Tweed is one of Gabrielle Chanel’s favourite fabrics, and a key icon of the House today.
Mademoiselle Chanel fell in love with the comfortable yet sophisticated material after she borrowed sportswear from her beau, the Duke of Westminster. She then became the first person to design dresses in this supple and rugged material in 1924; the iconic tweed produced on commission from a Scottish factory. The colors she chose were based on what inspired her – she would bring back leaves, and bits of soil – during her trips to the Scottish Countryside.
Left: Chanel and Duke of Westminster in 1928. Right: Chanel in Scotland 1931
And from then, this iconic material, tweed, was applied in the very celebrated jackets and suits from the 1950s.
Over the years, the celebrated tweed was reimagined, reinvented, season after season in Karl Lagerfeld’s collections.
Some of the most unique and fantasy tweeds of Chanel that we see today, are made in the Maison Lesage, one of Chanel’s eight esteemed savoir-faire ateliers.
Did you know… That tweeds made exclusively for Chanel have names that are linked to their inspirations, and remain exclusive for life?
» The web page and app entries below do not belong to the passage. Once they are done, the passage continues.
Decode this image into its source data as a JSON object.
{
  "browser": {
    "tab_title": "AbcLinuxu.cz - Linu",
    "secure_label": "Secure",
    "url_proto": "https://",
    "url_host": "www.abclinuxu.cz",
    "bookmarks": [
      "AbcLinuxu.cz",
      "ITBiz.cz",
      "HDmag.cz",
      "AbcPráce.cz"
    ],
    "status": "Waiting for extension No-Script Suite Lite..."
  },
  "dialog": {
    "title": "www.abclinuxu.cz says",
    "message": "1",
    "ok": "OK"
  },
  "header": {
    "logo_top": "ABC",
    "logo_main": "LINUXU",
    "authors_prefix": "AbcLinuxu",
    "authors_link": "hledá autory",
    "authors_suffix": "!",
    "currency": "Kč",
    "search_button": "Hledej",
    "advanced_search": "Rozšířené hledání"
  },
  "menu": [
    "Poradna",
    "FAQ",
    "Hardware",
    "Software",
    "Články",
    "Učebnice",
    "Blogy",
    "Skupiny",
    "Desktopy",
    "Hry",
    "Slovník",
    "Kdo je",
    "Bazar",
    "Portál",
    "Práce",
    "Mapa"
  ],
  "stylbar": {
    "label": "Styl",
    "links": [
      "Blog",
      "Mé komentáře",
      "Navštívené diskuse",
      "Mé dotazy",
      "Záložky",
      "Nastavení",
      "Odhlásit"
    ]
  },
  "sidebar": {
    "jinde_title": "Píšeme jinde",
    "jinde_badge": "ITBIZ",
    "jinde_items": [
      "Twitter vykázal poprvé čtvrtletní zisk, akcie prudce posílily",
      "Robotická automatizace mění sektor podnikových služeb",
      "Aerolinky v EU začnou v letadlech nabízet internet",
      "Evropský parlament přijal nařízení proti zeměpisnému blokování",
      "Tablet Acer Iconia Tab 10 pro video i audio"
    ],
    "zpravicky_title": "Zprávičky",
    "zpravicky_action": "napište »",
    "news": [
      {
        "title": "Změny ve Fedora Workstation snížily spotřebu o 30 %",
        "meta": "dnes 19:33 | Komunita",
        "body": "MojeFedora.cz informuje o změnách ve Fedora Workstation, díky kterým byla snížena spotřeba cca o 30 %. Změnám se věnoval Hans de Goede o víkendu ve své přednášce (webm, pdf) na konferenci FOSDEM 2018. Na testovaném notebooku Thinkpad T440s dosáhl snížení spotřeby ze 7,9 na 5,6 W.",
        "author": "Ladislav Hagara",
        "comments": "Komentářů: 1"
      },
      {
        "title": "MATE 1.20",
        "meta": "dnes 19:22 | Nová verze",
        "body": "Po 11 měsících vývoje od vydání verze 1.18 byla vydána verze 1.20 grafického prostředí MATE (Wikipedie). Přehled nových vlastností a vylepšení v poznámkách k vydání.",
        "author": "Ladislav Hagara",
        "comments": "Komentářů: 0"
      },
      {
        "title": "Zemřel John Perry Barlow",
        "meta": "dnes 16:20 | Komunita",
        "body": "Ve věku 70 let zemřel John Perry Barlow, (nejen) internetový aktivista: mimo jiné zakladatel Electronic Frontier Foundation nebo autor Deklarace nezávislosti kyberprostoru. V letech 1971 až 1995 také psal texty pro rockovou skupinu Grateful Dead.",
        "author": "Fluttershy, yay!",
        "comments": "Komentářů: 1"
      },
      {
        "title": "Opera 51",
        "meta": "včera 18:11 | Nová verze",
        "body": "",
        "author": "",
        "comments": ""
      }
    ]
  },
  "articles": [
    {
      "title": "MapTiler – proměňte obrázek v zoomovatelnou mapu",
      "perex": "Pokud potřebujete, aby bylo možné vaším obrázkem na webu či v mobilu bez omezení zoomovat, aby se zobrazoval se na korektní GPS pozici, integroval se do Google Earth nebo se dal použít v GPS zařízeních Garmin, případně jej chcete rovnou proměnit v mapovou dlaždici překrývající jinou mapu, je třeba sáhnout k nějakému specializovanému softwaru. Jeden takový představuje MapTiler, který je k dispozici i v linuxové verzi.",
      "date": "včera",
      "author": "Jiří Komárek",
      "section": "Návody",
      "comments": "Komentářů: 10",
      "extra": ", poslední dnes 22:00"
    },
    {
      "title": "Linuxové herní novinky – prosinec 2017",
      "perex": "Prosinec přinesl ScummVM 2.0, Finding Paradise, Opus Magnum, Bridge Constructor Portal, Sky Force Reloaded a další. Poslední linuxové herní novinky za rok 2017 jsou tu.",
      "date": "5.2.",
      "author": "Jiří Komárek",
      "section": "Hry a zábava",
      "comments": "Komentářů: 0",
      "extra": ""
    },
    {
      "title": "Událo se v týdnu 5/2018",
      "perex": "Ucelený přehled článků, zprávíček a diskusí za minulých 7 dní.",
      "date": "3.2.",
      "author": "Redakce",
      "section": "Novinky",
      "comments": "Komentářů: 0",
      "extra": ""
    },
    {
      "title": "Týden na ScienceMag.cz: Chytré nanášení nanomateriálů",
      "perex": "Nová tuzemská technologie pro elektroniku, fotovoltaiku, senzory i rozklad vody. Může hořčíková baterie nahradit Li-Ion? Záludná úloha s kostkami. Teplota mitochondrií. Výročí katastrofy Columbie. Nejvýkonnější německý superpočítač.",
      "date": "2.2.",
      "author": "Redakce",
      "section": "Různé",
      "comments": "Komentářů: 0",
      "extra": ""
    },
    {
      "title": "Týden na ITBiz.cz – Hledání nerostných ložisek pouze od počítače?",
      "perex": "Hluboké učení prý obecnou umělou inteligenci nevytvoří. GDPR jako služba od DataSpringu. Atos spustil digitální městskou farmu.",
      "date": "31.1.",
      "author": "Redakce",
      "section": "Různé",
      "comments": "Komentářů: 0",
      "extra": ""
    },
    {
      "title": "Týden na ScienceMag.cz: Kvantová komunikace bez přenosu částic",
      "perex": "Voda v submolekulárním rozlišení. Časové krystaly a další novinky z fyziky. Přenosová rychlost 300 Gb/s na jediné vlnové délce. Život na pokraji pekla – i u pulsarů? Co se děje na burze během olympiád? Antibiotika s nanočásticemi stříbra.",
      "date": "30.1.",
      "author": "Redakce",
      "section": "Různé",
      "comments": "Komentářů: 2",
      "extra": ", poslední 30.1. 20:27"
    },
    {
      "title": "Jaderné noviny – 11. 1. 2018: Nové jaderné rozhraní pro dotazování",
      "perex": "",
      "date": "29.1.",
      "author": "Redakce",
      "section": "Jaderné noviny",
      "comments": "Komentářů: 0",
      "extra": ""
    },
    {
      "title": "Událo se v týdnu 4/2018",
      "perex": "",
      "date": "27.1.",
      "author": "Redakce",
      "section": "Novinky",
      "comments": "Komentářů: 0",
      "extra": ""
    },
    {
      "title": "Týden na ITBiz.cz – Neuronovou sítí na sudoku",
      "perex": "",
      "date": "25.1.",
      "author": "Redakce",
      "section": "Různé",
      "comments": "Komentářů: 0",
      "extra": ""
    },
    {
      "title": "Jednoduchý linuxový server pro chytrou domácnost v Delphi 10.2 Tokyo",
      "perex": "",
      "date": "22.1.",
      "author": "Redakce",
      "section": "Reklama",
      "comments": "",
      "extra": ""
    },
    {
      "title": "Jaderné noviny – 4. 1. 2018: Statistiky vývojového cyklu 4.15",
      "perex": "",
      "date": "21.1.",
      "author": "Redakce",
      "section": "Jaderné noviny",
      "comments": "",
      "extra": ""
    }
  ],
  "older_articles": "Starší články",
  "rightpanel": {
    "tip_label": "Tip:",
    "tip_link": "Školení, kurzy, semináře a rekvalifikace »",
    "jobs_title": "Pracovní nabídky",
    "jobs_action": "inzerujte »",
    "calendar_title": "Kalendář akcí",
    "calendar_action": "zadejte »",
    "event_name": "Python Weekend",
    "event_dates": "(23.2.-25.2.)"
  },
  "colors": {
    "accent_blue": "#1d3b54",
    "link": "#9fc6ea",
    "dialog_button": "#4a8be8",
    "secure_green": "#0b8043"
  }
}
Some examples of the Lesage Tweed that we love from Chanel’s recent past and current collections are:
1. Cruise Cuba 2016-17
Tweed “Che Khaki & Pink”: Look 18 Jacket that referenced the military jacket of the Cuban revolutionary era. It is made of two layers assembled on the jacket. Fabric strips (muslin, satin, tulle) are cut and woven, with fringes that start from the topstitching.
3. The Modernity of Antiquity – Cruise 2017-18
Tweed “Diane”: Look 1 Dress. The tweed weave is inspired by marble and minerals. It comprises more than 20 types of different threads of muslin, ribbon, paper and boucle.
Tweed “Dionysos”: Look 3 Vest and Skirt. Inspired by amphoras and is made with more than 17 different types of threads and finished by a macrame trim.
Have a closer look at the 2017-18 Cruise Collection here.
Images courtesy of Chanel